# What you should do
Word for word, copy the data that follows and skip its pictures.

# Records for this exercise
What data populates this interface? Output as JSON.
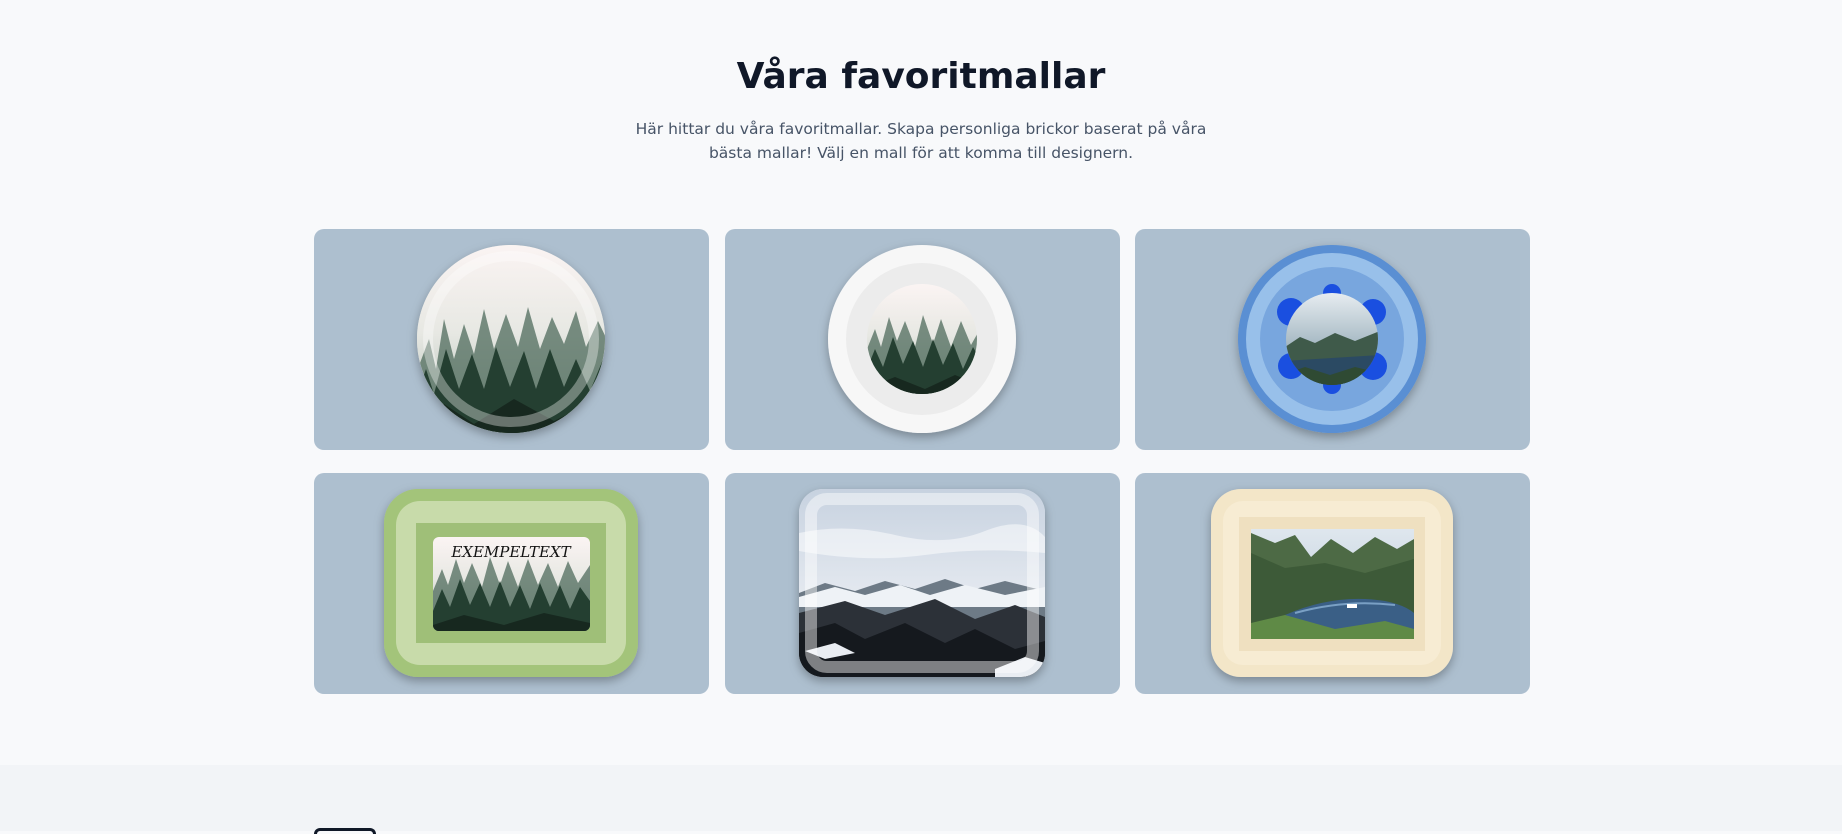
{
  "section": {
    "title": "Våra favoritmallar",
    "subtitle": "Här hittar du våra favoritmallar. Skapa personliga brickor baserat på våra bästa mallar! Välj en mall för att komma till designern."
  },
  "templates": [
    {
      "shape": "round",
      "motif": "misty-forest",
      "frame": "translucent white ring"
    },
    {
      "shape": "round",
      "motif": "misty-forest",
      "frame": "light grey border"
    },
    {
      "shape": "round",
      "motif": "fjord-landscape",
      "frame": "blue rings with blue flower shape"
    },
    {
      "shape": "rectangular",
      "motif": "misty-forest",
      "frame": "green border",
      "text": "EXEMPELTEXT"
    },
    {
      "shape": "rectangular",
      "motif": "snowy-mountains",
      "frame": "translucent white border"
    },
    {
      "shape": "rectangular",
      "motif": "fjord-landscape",
      "frame": "cream wood border"
    }
  ],
  "colors": {
    "card_background": "#adbfcf",
    "page_background": "#f8f9fb",
    "footer_background": "#f2f4f7"
  }
}
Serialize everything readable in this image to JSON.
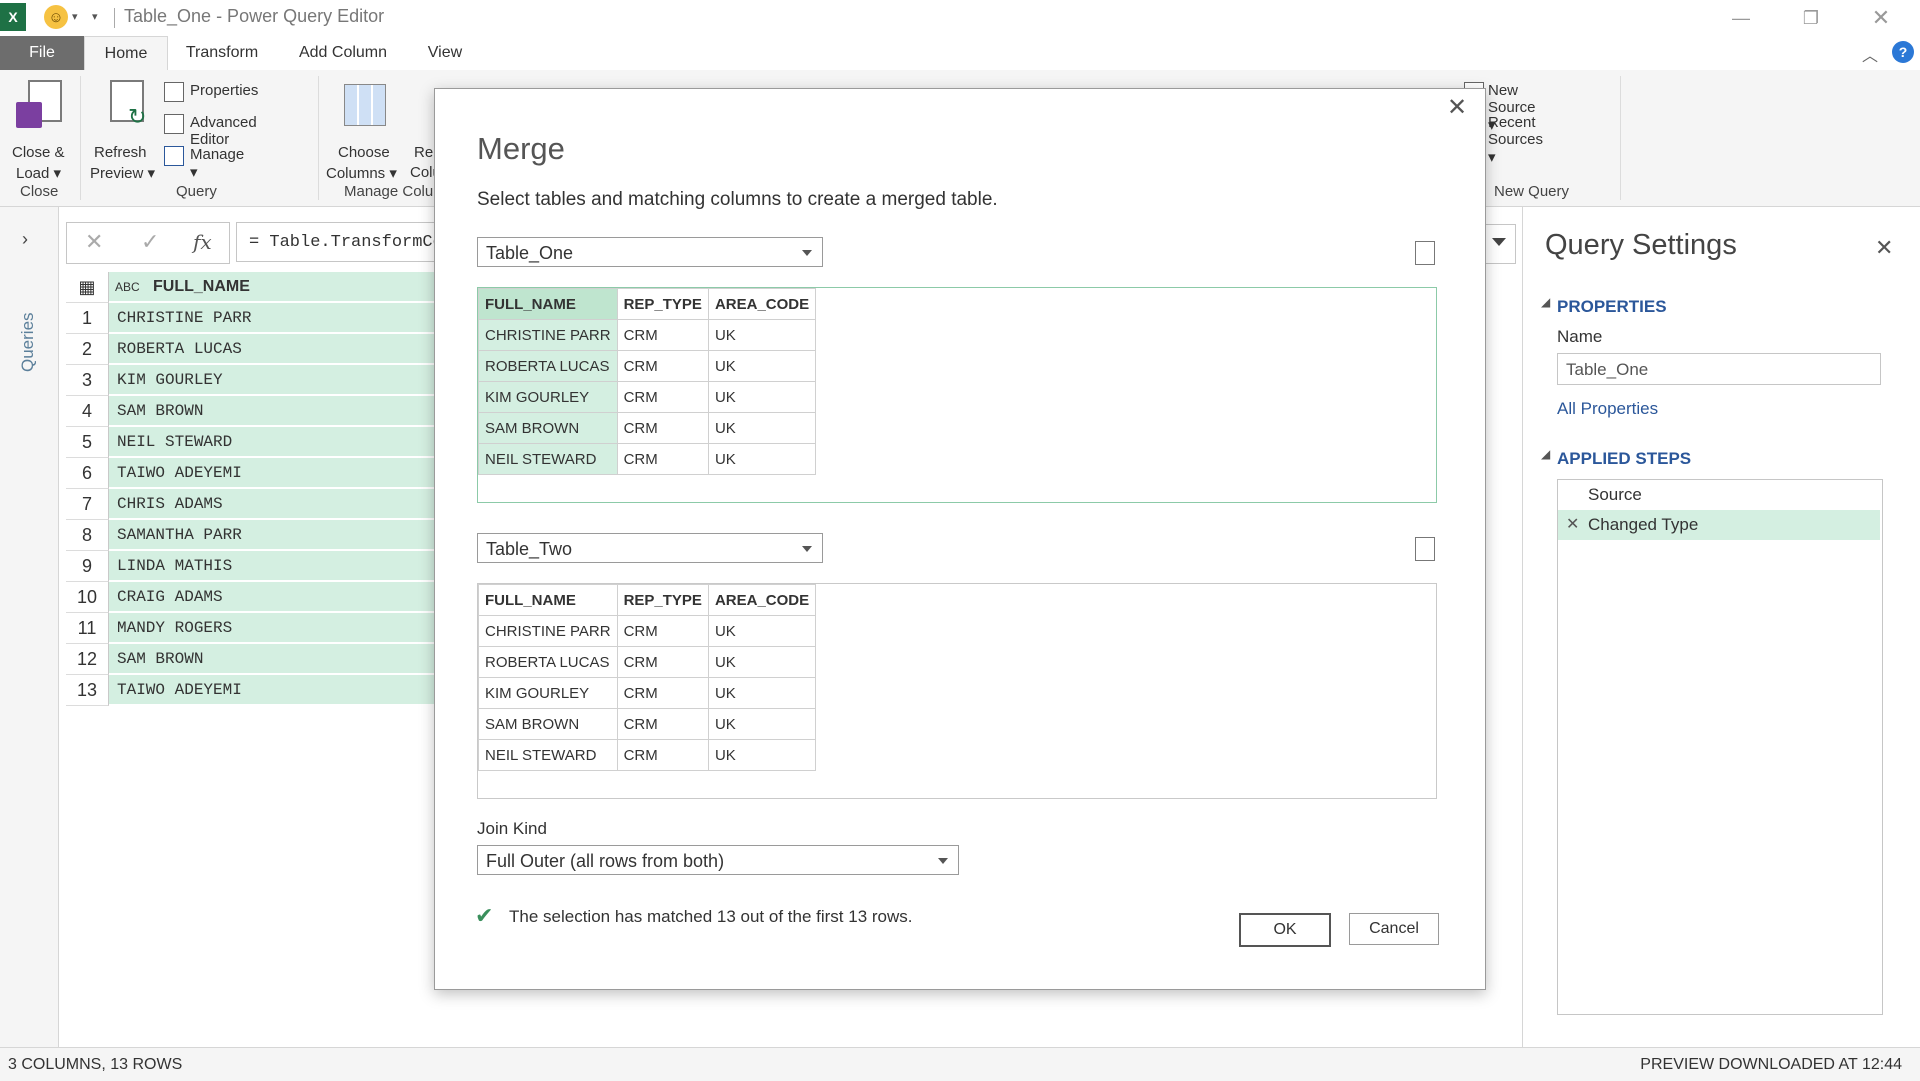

# Finished exercise
What data populates this interface? Output as JSON.
{
  "section": {
    "title": "Våra favoritmallar",
    "subtitle": "Här hittar du våra favoritmallar. Skapa personliga brickor baserat på våra bästa mallar! Välj en mall för att komma till designern."
  },
  "templates": [
    {
      "shape": "round",
      "motif": "misty-forest",
      "frame": "translucent white ring"
    },
    {
      "shape": "round",
      "motif": "misty-forest",
      "frame": "light grey border"
    },
    {
      "shape": "round",
      "motif": "fjord-landscape",
      "frame": "blue rings with blue flower shape"
    },
    {
      "shape": "rectangular",
      "motif": "misty-forest",
      "frame": "green border",
      "text": "EXEMPELTEXT"
    },
    {
      "shape": "rectangular",
      "motif": "snowy-mountains",
      "frame": "translucent white border"
    },
    {
      "shape": "rectangular",
      "motif": "fjord-landscape",
      "frame": "cream wood border"
    }
  ],
  "colors": {
    "card_background": "#adbfcf",
    "page_background": "#f8f9fb",
    "footer_background": "#f2f4f7"
  }
}
Serialize everything readable in this image to JSON.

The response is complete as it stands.